**What is required:** When copying the entries below, leave out every picture and keep the rest exact.

Given records Block Start

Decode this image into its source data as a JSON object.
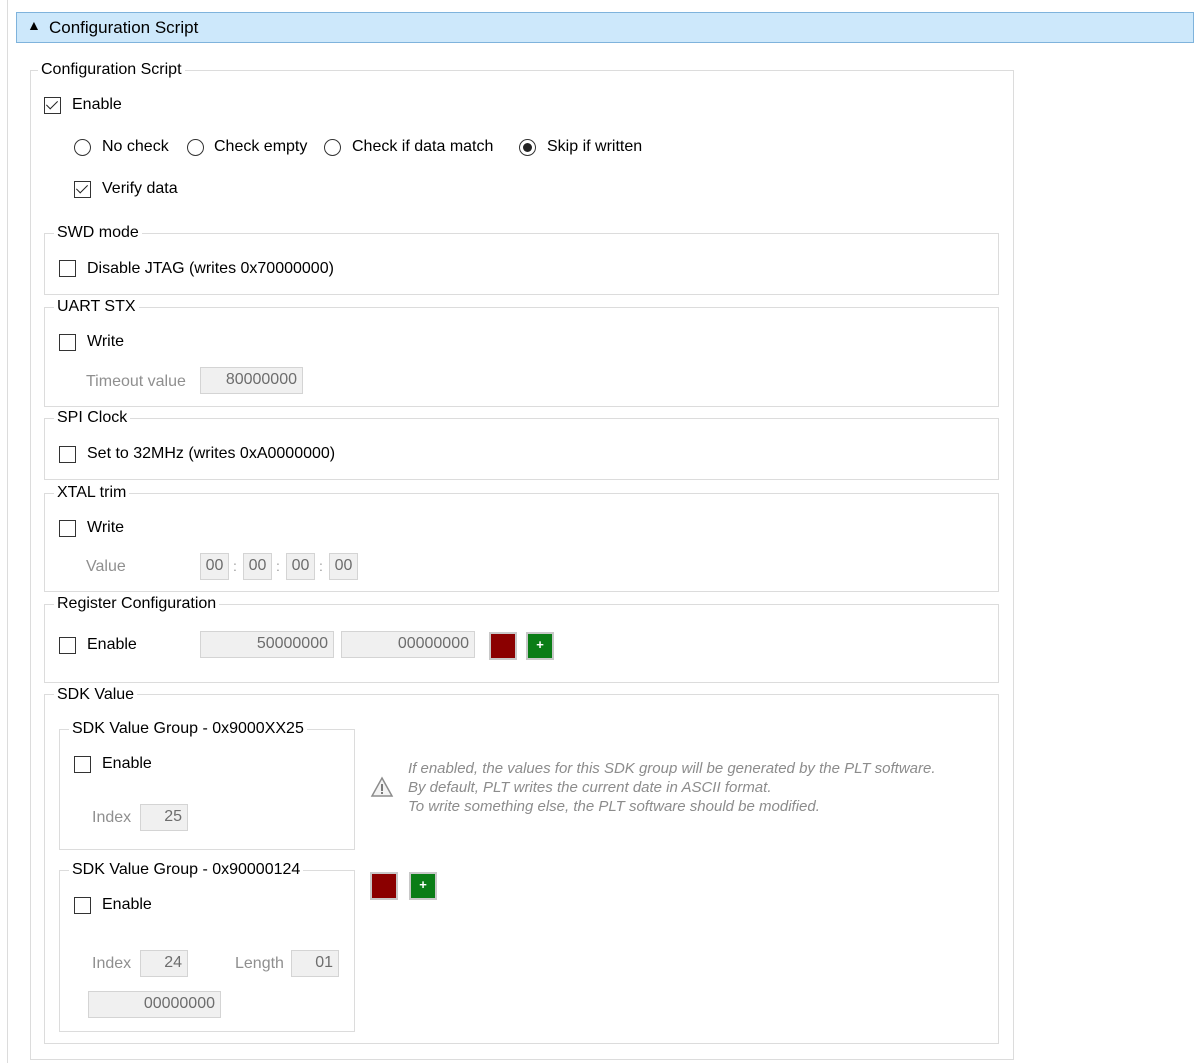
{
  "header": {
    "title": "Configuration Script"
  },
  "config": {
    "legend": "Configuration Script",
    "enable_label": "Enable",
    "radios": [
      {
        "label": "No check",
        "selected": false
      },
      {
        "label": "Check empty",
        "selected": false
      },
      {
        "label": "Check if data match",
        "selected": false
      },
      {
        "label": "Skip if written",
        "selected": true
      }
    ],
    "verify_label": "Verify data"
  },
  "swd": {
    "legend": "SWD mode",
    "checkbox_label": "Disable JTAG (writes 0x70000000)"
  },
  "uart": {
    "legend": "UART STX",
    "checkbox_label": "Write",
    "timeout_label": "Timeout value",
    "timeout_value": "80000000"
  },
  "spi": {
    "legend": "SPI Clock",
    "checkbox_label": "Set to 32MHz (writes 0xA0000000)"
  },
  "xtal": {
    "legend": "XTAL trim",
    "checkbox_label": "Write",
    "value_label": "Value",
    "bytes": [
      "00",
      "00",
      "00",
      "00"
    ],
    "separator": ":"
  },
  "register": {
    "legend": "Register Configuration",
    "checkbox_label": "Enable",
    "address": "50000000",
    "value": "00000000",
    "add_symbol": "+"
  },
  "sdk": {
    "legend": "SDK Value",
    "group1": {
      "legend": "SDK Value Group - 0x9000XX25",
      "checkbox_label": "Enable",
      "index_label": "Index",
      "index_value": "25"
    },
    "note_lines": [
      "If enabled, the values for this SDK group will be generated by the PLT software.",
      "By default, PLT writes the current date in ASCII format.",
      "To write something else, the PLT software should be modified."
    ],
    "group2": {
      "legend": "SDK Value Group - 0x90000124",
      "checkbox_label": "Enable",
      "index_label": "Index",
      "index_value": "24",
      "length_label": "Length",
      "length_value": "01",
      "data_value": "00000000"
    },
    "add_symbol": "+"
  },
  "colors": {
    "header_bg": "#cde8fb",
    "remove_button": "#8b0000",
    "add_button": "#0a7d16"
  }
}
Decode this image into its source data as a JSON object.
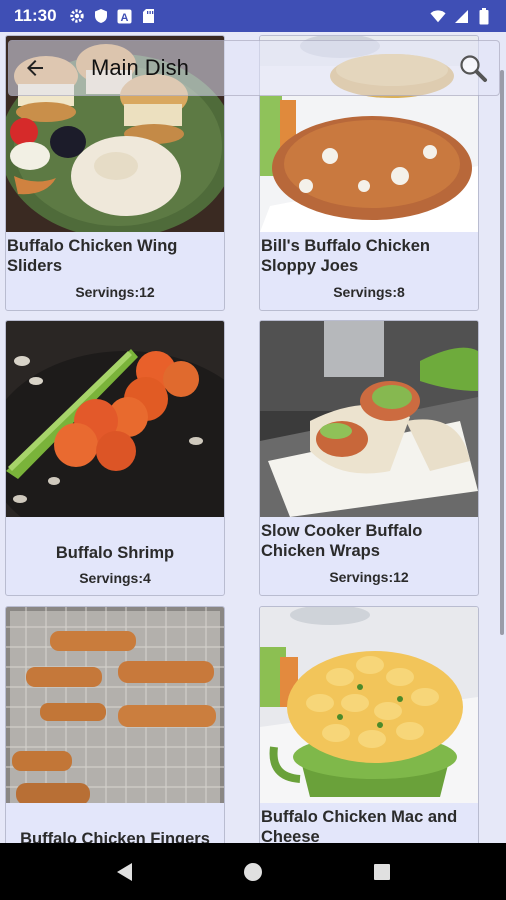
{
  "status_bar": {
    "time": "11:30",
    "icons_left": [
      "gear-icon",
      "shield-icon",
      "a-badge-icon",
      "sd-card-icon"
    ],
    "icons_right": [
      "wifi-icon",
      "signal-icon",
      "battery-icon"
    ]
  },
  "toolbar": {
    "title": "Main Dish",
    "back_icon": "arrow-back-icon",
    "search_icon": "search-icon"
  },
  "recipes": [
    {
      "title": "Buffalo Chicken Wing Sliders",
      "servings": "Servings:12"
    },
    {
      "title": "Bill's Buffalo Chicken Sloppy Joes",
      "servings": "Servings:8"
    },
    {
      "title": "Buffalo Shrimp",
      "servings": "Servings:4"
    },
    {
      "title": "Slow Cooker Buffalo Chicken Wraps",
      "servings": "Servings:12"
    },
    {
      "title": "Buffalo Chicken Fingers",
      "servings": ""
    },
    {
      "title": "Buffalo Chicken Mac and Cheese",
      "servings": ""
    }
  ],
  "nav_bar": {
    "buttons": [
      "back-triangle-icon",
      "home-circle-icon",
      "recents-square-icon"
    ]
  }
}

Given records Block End

**Output of the exercise:**
Decode this image into its source data as a JSON object.
{
  "header": {
    "title": "Configuration Script"
  },
  "config": {
    "legend": "Configuration Script",
    "enable_label": "Enable",
    "radios": [
      {
        "label": "No check",
        "selected": false
      },
      {
        "label": "Check empty",
        "selected": false
      },
      {
        "label": "Check if data match",
        "selected": false
      },
      {
        "label": "Skip if written",
        "selected": true
      }
    ],
    "verify_label": "Verify data"
  },
  "swd": {
    "legend": "SWD mode",
    "checkbox_label": "Disable JTAG (writes 0x70000000)"
  },
  "uart": {
    "legend": "UART STX",
    "checkbox_label": "Write",
    "timeout_label": "Timeout value",
    "timeout_value": "80000000"
  },
  "spi": {
    "legend": "SPI Clock",
    "checkbox_label": "Set to 32MHz (writes 0xA0000000)"
  },
  "xtal": {
    "legend": "XTAL trim",
    "checkbox_label": "Write",
    "value_label": "Value",
    "bytes": [
      "00",
      "00",
      "00",
      "00"
    ],
    "separator": ":"
  },
  "register": {
    "legend": "Register Configuration",
    "checkbox_label": "Enable",
    "address": "50000000",
    "value": "00000000",
    "add_symbol": "+"
  },
  "sdk": {
    "legend": "SDK Value",
    "group1": {
      "legend": "SDK Value Group - 0x9000XX25",
      "checkbox_label": "Enable",
      "index_label": "Index",
      "index_value": "25"
    },
    "note_lines": [
      "If enabled, the values for this SDK group will be generated by the PLT software.",
      "By default, PLT writes the current date in ASCII format.",
      "To write something else, the PLT software should be modified."
    ],
    "group2": {
      "legend": "SDK Value Group - 0x90000124",
      "checkbox_label": "Enable",
      "index_label": "Index",
      "index_value": "24",
      "length_label": "Length",
      "length_value": "01",
      "data_value": "00000000"
    },
    "add_symbol": "+"
  },
  "colors": {
    "header_bg": "#cde8fb",
    "remove_button": "#8b0000",
    "add_button": "#0a7d16"
  }
}
Decode this image into its source data as a JSON object.
{
  "status_bar": {
    "time": "11:30",
    "icons_left": [
      "gear-icon",
      "shield-icon",
      "a-badge-icon",
      "sd-card-icon"
    ],
    "icons_right": [
      "wifi-icon",
      "signal-icon",
      "battery-icon"
    ]
  },
  "toolbar": {
    "title": "Main Dish",
    "back_icon": "arrow-back-icon",
    "search_icon": "search-icon"
  },
  "recipes": [
    {
      "title": "Buffalo Chicken Wing Sliders",
      "servings": "Servings:12"
    },
    {
      "title": "Bill's Buffalo Chicken Sloppy Joes",
      "servings": "Servings:8"
    },
    {
      "title": "Buffalo Shrimp",
      "servings": "Servings:4"
    },
    {
      "title": "Slow Cooker Buffalo Chicken Wraps",
      "servings": "Servings:12"
    },
    {
      "title": "Buffalo Chicken Fingers",
      "servings": ""
    },
    {
      "title": "Buffalo Chicken Mac and Cheese",
      "servings": ""
    }
  ],
  "nav_bar": {
    "buttons": [
      "back-triangle-icon",
      "home-circle-icon",
      "recents-square-icon"
    ]
  }
}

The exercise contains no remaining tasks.